Anyhow, the straps work very well! The buckles hold well, and I felt no need for any extra straps (hindsight proved me correct as well) - remember, loose strap ends will do damage if they flap going down the road! The racksack uses this neat velcro way of rolling the end, and self-tying the ends so they do not flap. If not, or if it does not work for you, simply tuck the ends under the bag - just make sure they do not flap.
Gas mileage will go down when at speed. If loaded properly, there is not much extra noise, but at freeway speeds, a drop in MPG is a real possibility - regardless of which bag/Carrier you get.
On my small SUV (Tucson) driving at 65-70 on the cruise control I normally get 22-23MPG, the best I did with the bag was 19.8MPG - so in my case, the drop was rather considerable! This is more a issue of the vehical than the type of bag used. On my car, I would get roughly the same drop regardless of which Carrier bought (the exception might be some of the streamlined hard Carriers).
To sum it up, I like the product, it worked well for me, and the luxury of being able to bring items on the car trip that I could not have taken without the bag was a good trade-off for the loading hassles and the lower MPG - so, this is both a review and recomendation of the 'Racksack' - and a how-to in general for roof top carriers.
If you'd like more info on the Racksack, Google the Company name and go to their website - lots of images and info on the product. Very good product for the price - was roughly 50% cheaper at Amazon too!
I hope this helps!
My roof rack is small so I use a basket. I place the basket on the roof rack and secure it. I lay out the RackSack on the basket with the zipperless side facing front. Open the bag, add the contents pulling up the sides as I do, zip up the bag when done, clip the buckles to the rack, check security, secure the loose straps with the velcro tabs and we're off. When we get there, we unsecure, open, unload, close, fold and put the RackSack in it's storage bag. We put our bags in trash bags to protect them from water should the RackSack gets drowned.
We were using it and got caught in a (for Maine anyway) unbelievable rain/thunder/hail storm for about 40+ minutes - we're talking no visibility , dime-to-nickel sized hail, buckets of water torrential downpour. After our 4+ hour trip back (2 hours thankfully dry), we unpacked to find - dry. There was about a 1/4 cup (2 oz) pooled in one corner of the bag. That's it. I was amazed.
It is very secure on the roof of my car. We do notice more wind noise (although it's not bad). We do take a hit on fuel economy when we use it (~10% or so) because it's a sack with all of the aerodynamics of a sack. But considering we aren't taking the 15-20 mpg hit by driving a large SUV, it's worth it.

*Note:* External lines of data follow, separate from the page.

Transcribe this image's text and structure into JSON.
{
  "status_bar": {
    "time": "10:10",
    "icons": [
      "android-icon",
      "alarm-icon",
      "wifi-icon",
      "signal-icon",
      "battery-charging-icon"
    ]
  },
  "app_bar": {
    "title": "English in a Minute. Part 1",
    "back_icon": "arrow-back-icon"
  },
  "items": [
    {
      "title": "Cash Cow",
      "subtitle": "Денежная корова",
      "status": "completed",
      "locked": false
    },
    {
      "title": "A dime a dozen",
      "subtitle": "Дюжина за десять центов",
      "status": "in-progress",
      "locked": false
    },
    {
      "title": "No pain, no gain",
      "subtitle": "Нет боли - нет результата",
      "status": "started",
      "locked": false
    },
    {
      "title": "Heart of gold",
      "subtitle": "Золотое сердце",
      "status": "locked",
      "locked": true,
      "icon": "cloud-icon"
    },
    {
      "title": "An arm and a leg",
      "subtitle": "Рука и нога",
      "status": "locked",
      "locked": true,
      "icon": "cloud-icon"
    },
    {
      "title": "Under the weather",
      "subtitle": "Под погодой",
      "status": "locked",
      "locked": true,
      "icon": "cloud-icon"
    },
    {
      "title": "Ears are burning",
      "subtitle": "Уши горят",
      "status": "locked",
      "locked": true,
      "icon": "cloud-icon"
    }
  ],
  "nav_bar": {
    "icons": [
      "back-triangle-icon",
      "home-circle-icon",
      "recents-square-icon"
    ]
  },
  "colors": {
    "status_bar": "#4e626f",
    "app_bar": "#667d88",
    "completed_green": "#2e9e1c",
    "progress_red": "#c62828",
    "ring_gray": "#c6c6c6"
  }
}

I use a folding step stool to load and unload (it's easier to get stuff in and out - I'm 6'1" and it's a pain for me without it). We bag our items in trash bags (which we reuse) just in case the zipper ends up in a pocket that collects rain. After all, it's a sack - fabric moves and shifts with wind and vibration. Even though the zippers are protected by very large gussets, unless your luggage is magically the same dimensions as the RackSack, the sack will collapse when you secure it. Because it's a sack.